The housing market in the Twin Cities enjoyed its best month in nearly a decade in April, boosting confidence in the recovery — and prices.
Buyers signed 6,329 purchase agreements in the 13-county metro area. That’s the most since June 2005 and a 26 percent increase over last year, according to the Minneapolis Area Association of Realtors (MAAR).
Prices were up, as well. The median price of all sales last month was $215,600, a 10 percent increase over last year.
“Buyers are truly out in force this spring,” said Mike Hoffman, MAAR’s president. “Climbing rents, consistent job growth and finally some beginning signs of wage growth are all encouraging Twin Citizens to invest in homeownership.”
After a disappointing 2014, when sales fell 7 percent, home sales are rising sharply again because of low mortgage rates, higher home prices and steep declines in foreclosures.
“I don’t recall a spring market this strong,” said Dave Doran, broker for Exit Realty Metro in Minneapolis, who entered the business a dozen years ago. “If you are on the fence about listing your home at this time, I think you may be pleasantly surprised with the market value.”
For buyers, persistently low mortgage rates have been a major lure. Despite expectations that the average 30-year fixed rate mortgage would now be nearing 5 percent, that 30-year mortgage average has remained below 4 percent, nearly half its historical average.
At the same time, getting a mortgage is now a little easier than it’s been during recent years. With the recovery on solid footing and lenders seeing more economic stability, lending standards loosened slightly during April, especially for those seeking a government-backed mortgage, according to a mortgage credit availability report released Tuesday by the Mortgage Bankers Association.
Despite improvements in nearly every sector of the housing market, nearly 1 in 7 homeowners still owe more than their house is worth. That situation is rapidly changing as home prices rise, lifting thousands of homeowners out of negative equity and into the market.
That’s one of the reasons there were 8,613 new listings last month, a 10.7 percent increase over last year. And the bulk of those listings came from traditional sellers rather than banks and investors.
But sales are outpacing supply in some parts of the metro area, and the total number of properties for sale at the end of the month fell 1.9 percent. During April there were 4,701 closings, a 21 percent increase from last year. At the current sales pace, there are now only enough properties to last 3.4 months.
This imbalance between supply and demand is creating serious competition among buyers. About 20 percent of sellers are getting multiple bids for their homes. In 2005, the peak year for multiple bids, one in three sellers received more than one offer.

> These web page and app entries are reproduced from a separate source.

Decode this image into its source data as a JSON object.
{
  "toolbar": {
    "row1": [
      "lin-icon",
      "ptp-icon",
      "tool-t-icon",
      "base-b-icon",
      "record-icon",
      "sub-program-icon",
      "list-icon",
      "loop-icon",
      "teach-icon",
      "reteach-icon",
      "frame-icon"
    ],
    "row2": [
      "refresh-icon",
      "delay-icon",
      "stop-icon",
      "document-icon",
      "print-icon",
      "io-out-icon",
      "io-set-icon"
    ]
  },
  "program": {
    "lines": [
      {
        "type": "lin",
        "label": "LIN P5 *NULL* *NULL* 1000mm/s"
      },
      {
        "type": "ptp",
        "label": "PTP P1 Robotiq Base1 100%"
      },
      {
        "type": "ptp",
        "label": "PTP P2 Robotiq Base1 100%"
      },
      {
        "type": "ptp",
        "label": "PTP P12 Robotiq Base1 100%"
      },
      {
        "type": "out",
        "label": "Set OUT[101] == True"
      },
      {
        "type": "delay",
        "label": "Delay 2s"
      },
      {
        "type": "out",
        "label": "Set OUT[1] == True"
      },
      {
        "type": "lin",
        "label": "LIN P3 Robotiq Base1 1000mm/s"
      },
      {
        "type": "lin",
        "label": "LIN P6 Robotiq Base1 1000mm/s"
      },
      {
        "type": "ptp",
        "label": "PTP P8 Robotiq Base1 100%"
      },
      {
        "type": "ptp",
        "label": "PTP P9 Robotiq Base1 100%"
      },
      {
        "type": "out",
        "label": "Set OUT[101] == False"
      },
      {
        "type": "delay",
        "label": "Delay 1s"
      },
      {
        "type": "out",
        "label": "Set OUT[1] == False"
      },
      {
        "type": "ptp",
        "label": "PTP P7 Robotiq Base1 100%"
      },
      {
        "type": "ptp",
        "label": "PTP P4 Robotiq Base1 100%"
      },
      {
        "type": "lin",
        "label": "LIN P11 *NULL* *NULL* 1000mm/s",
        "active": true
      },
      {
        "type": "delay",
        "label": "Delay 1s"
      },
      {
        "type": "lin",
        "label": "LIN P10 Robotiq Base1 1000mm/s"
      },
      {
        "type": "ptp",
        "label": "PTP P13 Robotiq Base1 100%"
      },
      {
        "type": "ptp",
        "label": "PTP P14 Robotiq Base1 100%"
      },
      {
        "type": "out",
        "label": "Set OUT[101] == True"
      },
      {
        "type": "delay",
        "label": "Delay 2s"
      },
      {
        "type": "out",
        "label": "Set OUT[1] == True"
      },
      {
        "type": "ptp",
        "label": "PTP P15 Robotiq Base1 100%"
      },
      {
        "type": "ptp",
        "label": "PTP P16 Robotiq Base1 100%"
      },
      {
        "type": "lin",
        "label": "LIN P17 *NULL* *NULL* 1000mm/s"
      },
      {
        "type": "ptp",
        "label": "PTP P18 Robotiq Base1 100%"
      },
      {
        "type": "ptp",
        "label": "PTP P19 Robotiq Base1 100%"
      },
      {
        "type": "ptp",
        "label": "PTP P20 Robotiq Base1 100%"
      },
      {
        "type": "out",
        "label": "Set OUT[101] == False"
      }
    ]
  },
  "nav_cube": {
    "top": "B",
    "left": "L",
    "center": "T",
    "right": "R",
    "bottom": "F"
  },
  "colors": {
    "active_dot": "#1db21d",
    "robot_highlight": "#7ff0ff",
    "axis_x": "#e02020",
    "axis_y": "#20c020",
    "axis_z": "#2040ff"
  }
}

The competition is particularly visible in Minneapolis and St. Paul, where demand is especially strong for starter houses in move-in ready condition.
When Sue and Drew Boxrud, for example, sensed that house prices in their St. Paul neighborhood were finally on the rise, they were seduced by the prospect of a newer, larger house. The couple, with a new baby, had already replaced the roof and the windows, and did everything their agent, Doran, told them to do to get it ready for sale.
“We were really nervous,” Drew Boxrud said. “We weren’t sure that we’d get enough to get the new house we wanted.”
After shopping around a bit, the Boxruds were not able to find exactly what they wanted in their $300,000 to $400,000 price range, so they decided to build a house in Lakeville. They put their belongings in storage and moved into the basement of Drew’s parents’ house in Ham Lake.
At 11 p.m. on a recent Friday they listed their house for $157,000. By the next day at 9 p.m., they had 13 showings and three offers, including one for $6,000 over the list price.
“We have heard so much about how long it can take to sell a house,” Sue Boxrud said. “We were shocked and pleasantly surprised.”